      I want you to think back to the time in the Gospel between the crucifixion of our Lord and His glorious resurrection from the dead.  I want you to imagine that you are in the room with the Apostles as they talked about what had just happened.  They obviously were talking about how Jesus was crucified horribly and died, but you have to think that they were also talking about what Judas had done.  They were with him for three years as well—they ate with him, prayed with him, laughed with him, and most likely performed miracles together with him in Christ’s name.  And just like that, Judas betrayed not only Jesus, but he betrayed the trust and friendship of Jesus’ other followers.  In this time, they saw darkness itself, the scandal of humanity which prefers to dwell in sin and death rather than in the light of love.

I tell you this because it has been in my thoughts over the past few weeks as these allegations came out about Cardinal Theodore McCarrick and the impending release of the Pennsylvania Grand Jury Report into the Pennsylvania Dioceses, including our own.  As faithful Catholics, we stand looking at some of the leaders of our Church and seeing only darkness.  I wasn’t old enough (or even Catholic at that point) to remember back to the 2002 scandal, but I can only imagine that this is a similar feeling.  The allegations that have come out over the years have worn down so many of our faithful that they can now only see darkness coming from the doors of The Church.

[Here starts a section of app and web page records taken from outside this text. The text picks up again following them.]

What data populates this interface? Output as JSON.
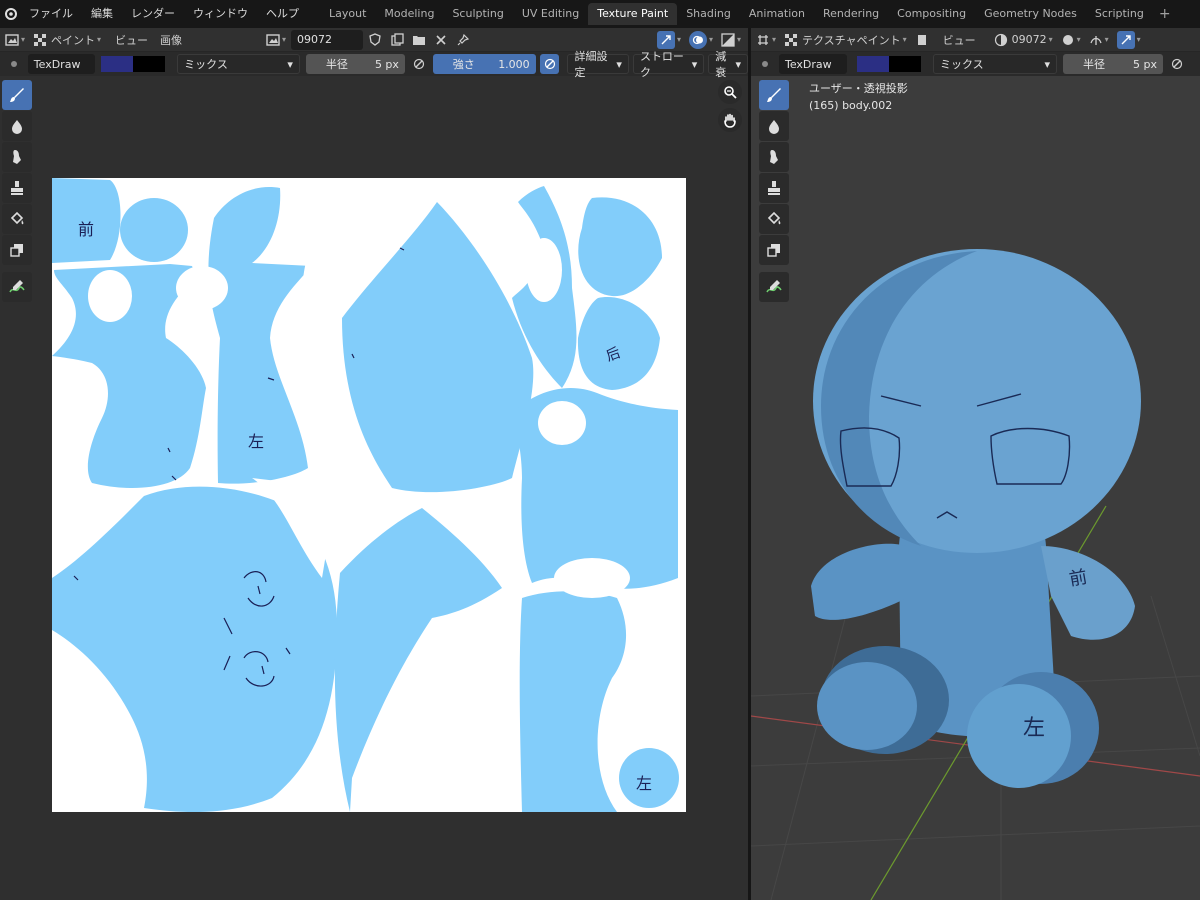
{
  "app": {
    "menu": [
      "ファイル",
      "編集",
      "レンダー",
      "ウィンドウ",
      "ヘルプ"
    ],
    "workspaces": [
      "Layout",
      "Modeling",
      "Sculpting",
      "UV Editing",
      "Texture Paint",
      "Shading",
      "Animation",
      "Rendering",
      "Compositing",
      "Geometry Nodes",
      "Scripting"
    ],
    "active_workspace": "Texture Paint",
    "add_workspace": "+"
  },
  "image_editor": {
    "header": {
      "mode": "ペイント",
      "view": "ビュー",
      "image_menu": "画像",
      "image_name": "09072"
    },
    "tool_settings": {
      "brush": "TexDraw",
      "color_primary": "#2b2f84",
      "color_secondary": "#000000",
      "blend": "ミックス",
      "radius_label": "半径",
      "radius_value": "5 px",
      "strength_label": "強さ",
      "strength_value": "1.000",
      "advanced": "詳細設定",
      "stroke": "ストローク",
      "falloff": "減衰"
    },
    "texture_labels": {
      "front": "前",
      "left": "左",
      "left_small": "左",
      "misc": "后"
    },
    "texture_colors": {
      "uv_island": "#82cdfa",
      "paint_stroke": "#1a1f55",
      "background": "#ffffff"
    }
  },
  "viewport": {
    "header": {
      "mode": "テクスチャペイント",
      "view": "ビュー",
      "image_name": "09072"
    },
    "tool_settings": {
      "brush": "TexDraw",
      "blend": "ミックス",
      "radius_label": "半径",
      "radius_value": "5 px"
    },
    "overlay_text": {
      "perspective": "ユーザー・透視投影",
      "object": "(165) body.002"
    },
    "model_labels": {
      "arm": "前",
      "foot": "左"
    },
    "model_color": "#5a93c4"
  }
}
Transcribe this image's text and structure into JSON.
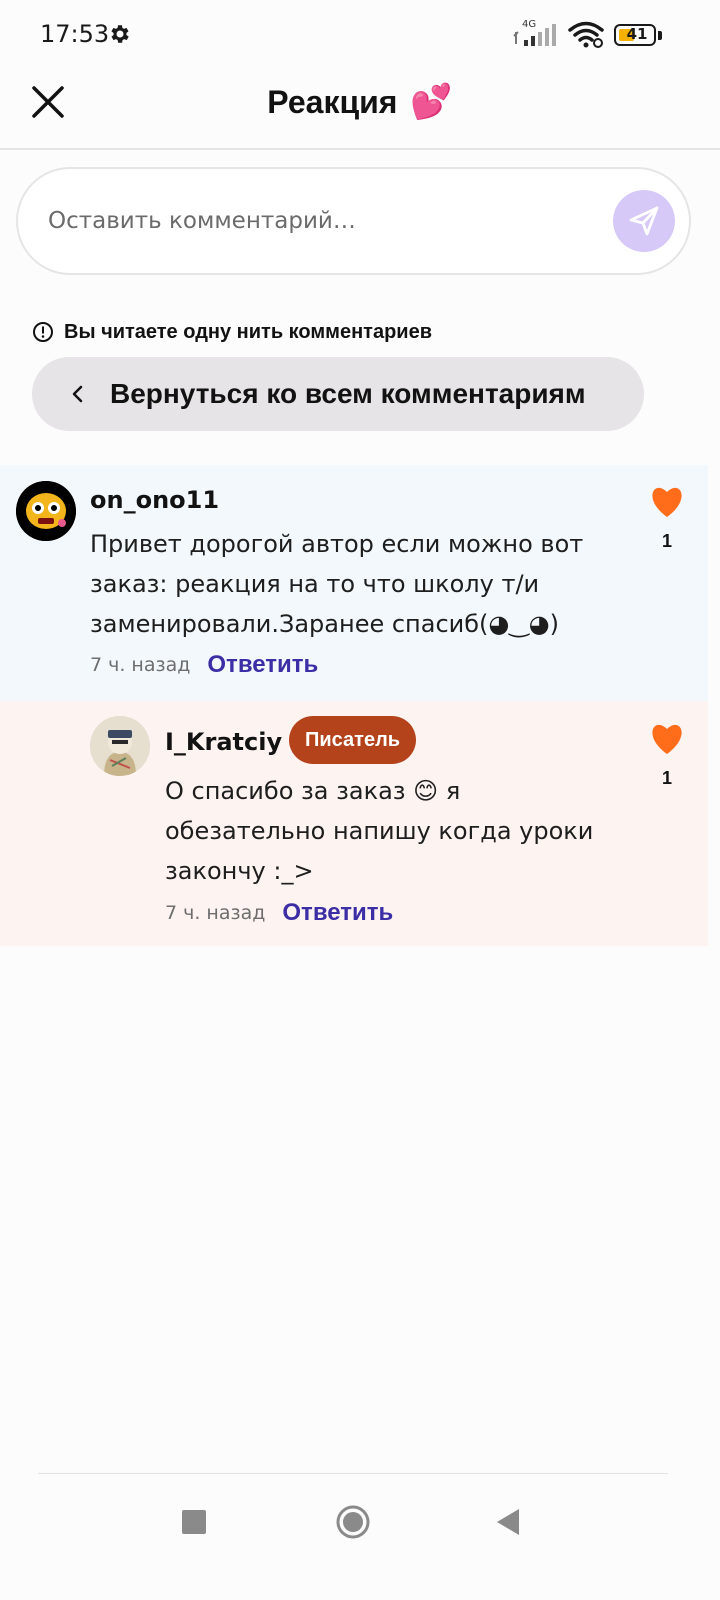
{
  "status_bar": {
    "time": "17:53",
    "network": "4G",
    "battery": "41"
  },
  "header": {
    "title": "Реакция",
    "title_emoji": "💕"
  },
  "comment_box": {
    "placeholder": "Оставить комментарий…"
  },
  "thread_notice": {
    "text": "Вы читаете одну нить комментариев"
  },
  "back_button": {
    "label": "Вернуться ко всем комментариям"
  },
  "comments": [
    {
      "username": "on_ono11",
      "text": "Привет дорогой автор если можно вот заказ: реакция на то что школу т/и заменировали.Заранее спасиб(◕‿◕)",
      "time": "7 ч. назад",
      "reply_label": "Ответить",
      "likes": "1"
    },
    {
      "username": "I_Kratciy",
      "badge": "Писатель",
      "text": "О спасибо за заказ 😊 я обезательно напишу когда уроки закончу :_>",
      "time": "7 ч. назад",
      "reply_label": "Ответить",
      "likes": "1"
    }
  ],
  "colors": {
    "accent_like": "#ff6c1a",
    "reply_link": "#3c2fa6",
    "writer_badge": "#b4431b",
    "send_button": "#d6c8f7",
    "comment_bg_1": "#f2f8fc",
    "comment_bg_2": "#fdf3f1"
  },
  "icons": {
    "close": "close-icon",
    "send": "send-icon",
    "info": "info-icon",
    "back": "chevron-left-icon",
    "like": "heart-icon",
    "settings": "gear-icon"
  }
}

So the question is what must we do to purify our Church?  When G. K. Chesterton was asked, ‘What’s wrong with the world?’ he answered, ‘I am.’  I think that is a good answer for us too.  Some leave the Church because of its sins and go to another community or even just turn to themselves to find holiness—only to find darkness follows them there too.  We know that this is Christ’s Church and we are the body of that Church, thus we must be like Him.  We must, each of us, give ourselves over to the gift of His grace and love.  The work of redemption takes a lifetime, let us today pray that all the darkness of the Church and ourselves be illuminated as we are covered in the resurrected light of Jesus Christ the Lord.
                                                          May the Good Shepherd continue to guide you,
Nick Clinton